To their credit, they have every reason to believe it. At the two “peaks” of her career, singer-songwriter Vashti Bunyan steeped herself in it. So, who’s to blame for repeating it over and over?
Critics and listeners frequently view singer-songwriter Vashti Bunyan as a folk artist, and deservedly so. Her debut album, 1970’s Just Another Diamond Day, was produced by Joe Boyd, a producer often affiliated with U.K. “neo”-folk artists like Fairport Convention, Incredible String Band and Nick Drake; many of those artists also contributed to Bunyan’s record. Though she left the music industry for more than thirty years, her return coincided with the latest folk revival and was subsequently lauded by newbies like Beck and Joanna Newsom (who also appeared on Bunyan’s long-awaited second album, Lookaftering). However, the artist herself quickly counters the tag as a misperception. After all, a quick listen to her earliest material, now available thanks to the double-disc Some Things Just Stick in Your Mind, would dispel such convenient categorization.

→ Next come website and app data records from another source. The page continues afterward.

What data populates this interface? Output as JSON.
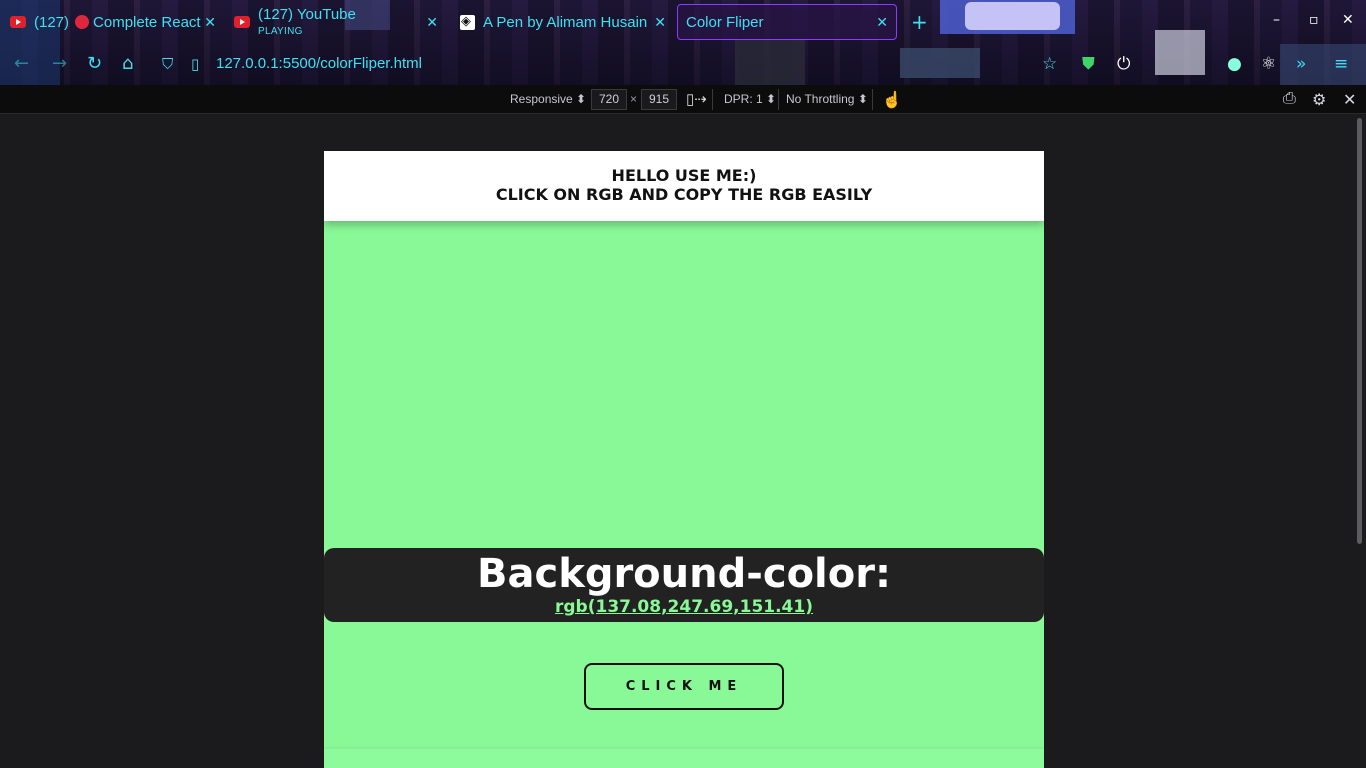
{
  "browser": {
    "tabs": [
      {
        "label": "(127) 🔴 Complete React",
        "icon": "youtube-icon",
        "playing": ""
      },
      {
        "label": "(127) YouTube",
        "icon": "youtube-icon",
        "playing": "PLAYING"
      },
      {
        "label": "A Pen by Alimam Husain",
        "icon": "codepen-icon",
        "playing": ""
      },
      {
        "label": "Color Fliper",
        "icon": "",
        "playing": ""
      }
    ],
    "tab_prefix_1": "(127)",
    "tab_suffix_1": "Complete React",
    "url": "127.0.0.1:5500/colorFliper.html",
    "accent_color": "#3fe0f0"
  },
  "devtools": {
    "device": "Responsive",
    "width": "720",
    "times": "×",
    "height": "915",
    "dpr": "DPR: 1",
    "throttling": "No Throttling"
  },
  "page": {
    "header_line1": "HELLO USE ME:)",
    "header_line2": "CLICK ON RGB AND COPY THE RGB EASILY",
    "bg_label": "Background-color:",
    "rgb_value": "rgb(137.08,247.69,151.41)",
    "button_label": "CLICK ME",
    "background_color": "#89f997"
  }
}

Titled after her Jagger/Richards-penned debut single, Some Things Just Stick in Your Mind collects Bunyan’s earliest recordings and attempts to chart her development pre-Diamond Day. Though the material spans two discs, it totals less than an hour. The division is meant to distinguish two “periods” of her career: a disc of her first “professional” recordings with Decca (under the heavy pop hand of former Rolling Stones manager Andrew Loog Oldham) and Columbia Records in 1965 and 1966; and a bonus disc of her pre-music industry recordings, culled from her first studio session in 1964. Taken together, the compilation is a long-awaited essential for Bunyan’s fans, both old and new, and a fascinating look at an artist’s tentative first steps from beyond the wings of the stage.
The first disc has been a long-time coming, considering the sparse amount of material Bunyan has recorded. Spearheaded by her sparkling Oldham-produced singles, Bunyan’s singles for Decca are amazing time capsules of mid-’60s pop — ornate and opulent in every Spectorian way imaginable. Thundering drums and church bills ring about a stormy sea of strings, while Bunyan stands like a resolute isle and sings with a sea-green voice offering much-needed glimmers of tranquility (though she pines about love’s futility). The Columbia sides (“Train Song,” “Love Song” and “Winter is Blue”) are comparatively stark with spare arrangements of guitar, cello and voice, but the melodies remain resolutely wistful and Bunyan’s voice angelically taut. Some of this material (“Love Is Blue” and “I’d Like to Walk Around in Your Mind”) has already appeared on the reissued version of Just Another Diamond Day, but are fortunately buttressed with home recordings and demos from around and after this period. Intimate readings of “Winter Is Blue” and an early version of “Train Song” (“17 Pink Sugar Elephants”) are among the highlights.
The second disc is a welcome surprise for both Bunyan and the listener. Described by the artist as her first studio recording from 1964, the material captures her fresh from her New York trip and filled with “a heart full of musical ambition.” She sings in her familiar willowy wisp of a voice, lightly accompanied by guitar, and rolls through self-penned songs uninterrupted. As she writes in her brief liner notes, the material counters her frequent association with folk music by demonstrating her heavy pop leanings. In truth, her music is something altogether different. She often takes the form of bubblegum, swinging lightly on the happily skipping “Find My Heart Again,” yet reveals a stark outlook on relationships and a foreboding sense complexity completely unheard of for mass consumption. Like a junior Joni Mitchell, she deals with the heart’s heaviest matters but with a far lighter (and thereby accessible) hand. After all, what smitten teen, regardless of time, couldn’t sing along to “Don’t believe that love brings happiness/ Gone tomorrow, here today”? Taken together, Some Things Just Stick in Your Mind is a long-awaited essential for Bunyan’s fans, both old and new, and a fascinating look at an artist’s tentative first steps from beyond the wings of the stage.